Sunday Morning

Gnudi, little ricotta dumplings served with brown butter and crispy sage leaves

Yesterday was a day of miserable weather little sun and lots of rain.  Around lunch time I headed off to Faversham to the barbecue which was being held for the beaters and pickers up who service the estates shooting season.  The game keeper was in charge of the actual fire but his wife and children had been roped in to sorting out the salads and other accompaniments.  The food on offer was the usual barbecue stuff burgers, sausages, chicken legs.  I didn't know many of the people having only been beating twice and as luck would have it the rain held off so we could eat outside but there was a large barn available if the weather had turned nasty.  We were in illustrious company as both her ladyship and a russian princess were among the guests.  I eventually got home at about 4pm and after a bit of a rest I set to and boiled the gnudi that I had made the day before.  As I dropped them into the boiling water there was a moment of panic as they sunk to the bottom and it looked as if we would be having ricotta soup.  However suddenly they started to bob up to the surface and out they came to be dressed with the butter and sage and a light sprinkle of parmesan.  They are so light and fluffy they just melted in our mouths and we all agreed that as a starter the portion was just right but if it were to be a main course then many more were needed.  This is a recipe I will be repeating the only draw back is that you do need to be on the ball and make them the day before.

250g fresh ricotta
50g freshly grated Parmesan
A few gratings of nutmeg
250g semolina, approx.
50g butter
about 20 sage leaves
extra grated Parmesan to hand at table 

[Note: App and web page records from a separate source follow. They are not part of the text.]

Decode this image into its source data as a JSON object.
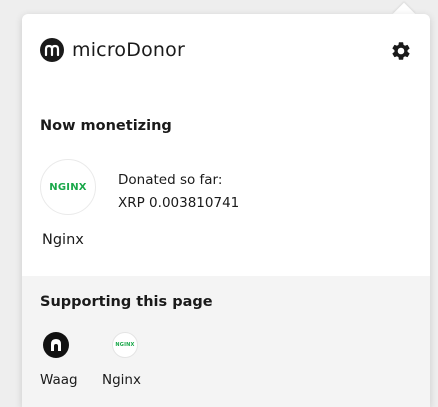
{
  "header": {
    "brand_name": "microDonor",
    "logo_glyph": "m",
    "settings_icon": "gear-icon"
  },
  "now_monetizing": {
    "title": "Now monetizing",
    "site_logo_text": "NGINX",
    "site_name": "Nginx",
    "donated_label": "Donated so far:",
    "donated_value": "XRP 0.003810741"
  },
  "supporting": {
    "title": "Supporting this page",
    "items": [
      {
        "name": "Waag",
        "icon": "waag-logo-icon"
      },
      {
        "name": "Nginx",
        "icon": "nginx-logo-icon",
        "logo_text": "NGINX"
      }
    ]
  },
  "colors": {
    "accent_nginx": "#1aa84a",
    "panel_bg": "#ffffff",
    "section_bg": "#f4f4f4"
  }
}
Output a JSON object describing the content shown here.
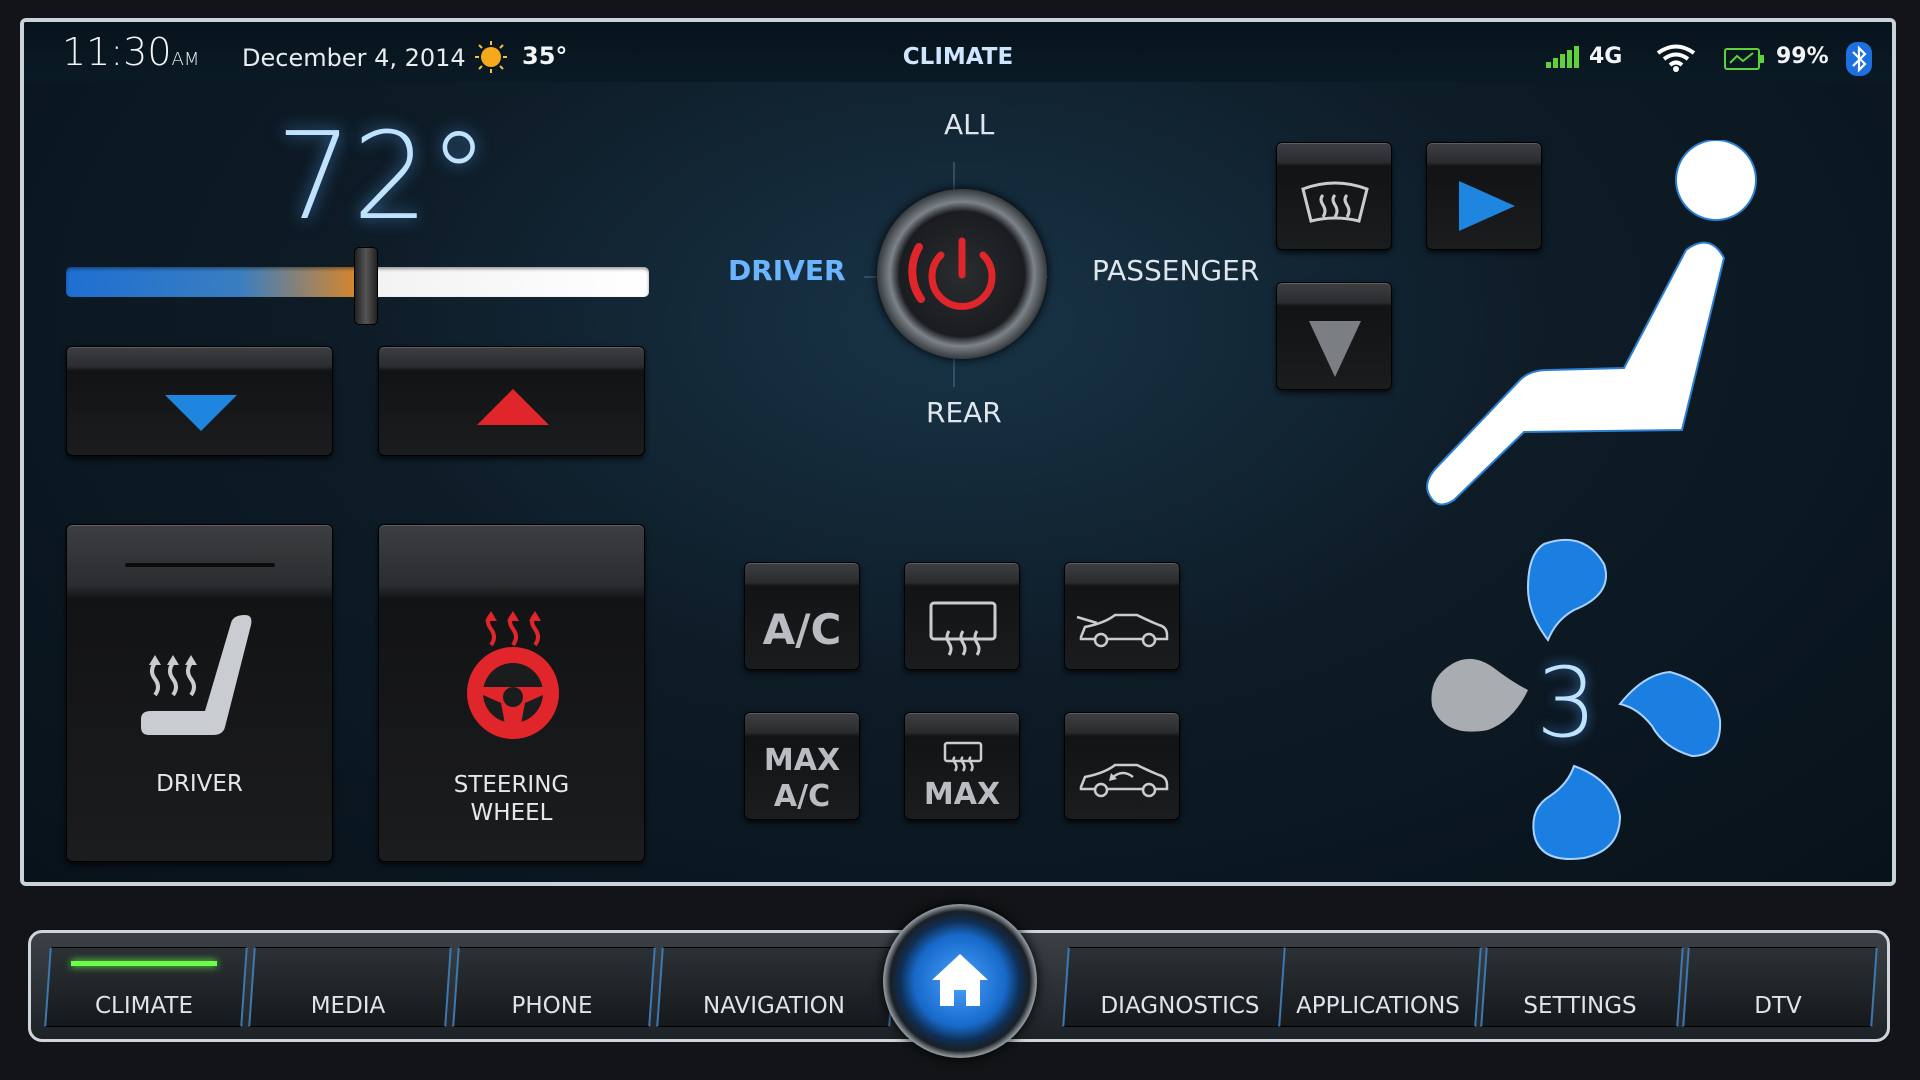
{
  "status": {
    "time": "11:30",
    "ampm": "AM",
    "date": "December 4, 2014",
    "weather_icon": "sun-icon",
    "outside_temp": "35°",
    "title": "CLIMATE",
    "network": "4G",
    "battery": "99%"
  },
  "climate": {
    "set_temp": "72°",
    "temp_slider_level_percent": 50,
    "zones": {
      "all": "ALL",
      "driver": "DRIVER",
      "passenger": "PASSENGER",
      "rear": "REAR"
    },
    "active_zone": "DRIVER",
    "fan_speed": "3",
    "seat_heat_label": "DRIVER",
    "wheel_heat_label_1": "STEERING",
    "wheel_heat_label_2": "WHEEL",
    "modes": {
      "ac": "A/C",
      "max_ac_1": "MAX",
      "max_ac_2": "A/C",
      "max_defrost": "MAX"
    }
  },
  "nav": {
    "items": [
      "CLIMATE",
      "MEDIA",
      "PHONE",
      "NAVIGATION",
      "DIAGNOSTICS",
      "APPLICATIONS",
      "SETTINGS",
      "DTV"
    ],
    "active": "CLIMATE"
  },
  "colors": {
    "accent_blue": "#1f86e0",
    "heat_red": "#e0262a",
    "active_green": "#6cff4a"
  }
}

1. Put the ricotta, Parmesan and nutmeg into a bowl and beat together until smooth.
2. Pour the semolina into a shallow tray. Slightly wet the palms of your hands and briefly lay them in the semolina. Now take up a small piece of the ricotta mix [a large teaspoon, say], gently roll it into a ball about the size of a big marble and drop it into the semolina. Push the tray back and forth to fully coat the ball with semolina and continue this process until all the ricotta mixture is used up. Transfer the gnudi into a tub, sprinkle semolina between each layer and on top, making sure the dumplings are well covered.
3. Place in the fridge, covered, overnight.
4. The next day, carefully lift out the gnudi from the semolina and put onto a large plate lined with kitchen paper.
5. Put a large, wide pot of lightly salted water on to boil [also, have four hot plates ready to hand].
6. Meanwhile, melt the butter over a low heat. When it is frothing, toss in the sage leaves, gently cook them until crisp, and without the butter becoming too brown; it should, however, smell nutty and look golden. Once the leaves are crisp, lift them out and set them to one side, turn off the heat but leave the sage infused butter in the pan.
7. Once the water boils, turn it down to a simmer and slide in the gnudi. Now turn up the heat a touch and patiently wait until the gnudi float to the surface; about 4-5 minutes.
8. When all the gnudi have risen, carefully lift them out [they are delicate] using a slotted spoon, draining them well, and divide equally between four hot plates.
9. Turn the heat up under the melted butter to warm it back up. Sprinkle the sage leaves over the gnudi.
10. Spoon over the warm butter and serve without delay. Hand extra parmesan at table for those who want it.

Do give it a go you will not be disappointed.

Today we are still in the midst of the miserable weather and I am going to cook us some of the Aldi sirloins for lunch which should give me time to get into the garden and do a few chores and also get the dogs out for a walk.

Enjoy the rest of the weekend and I hope the weather doesn't spoil it for you.

Popular posts from this blog

Good morning early readers

Friday morning

Friday morning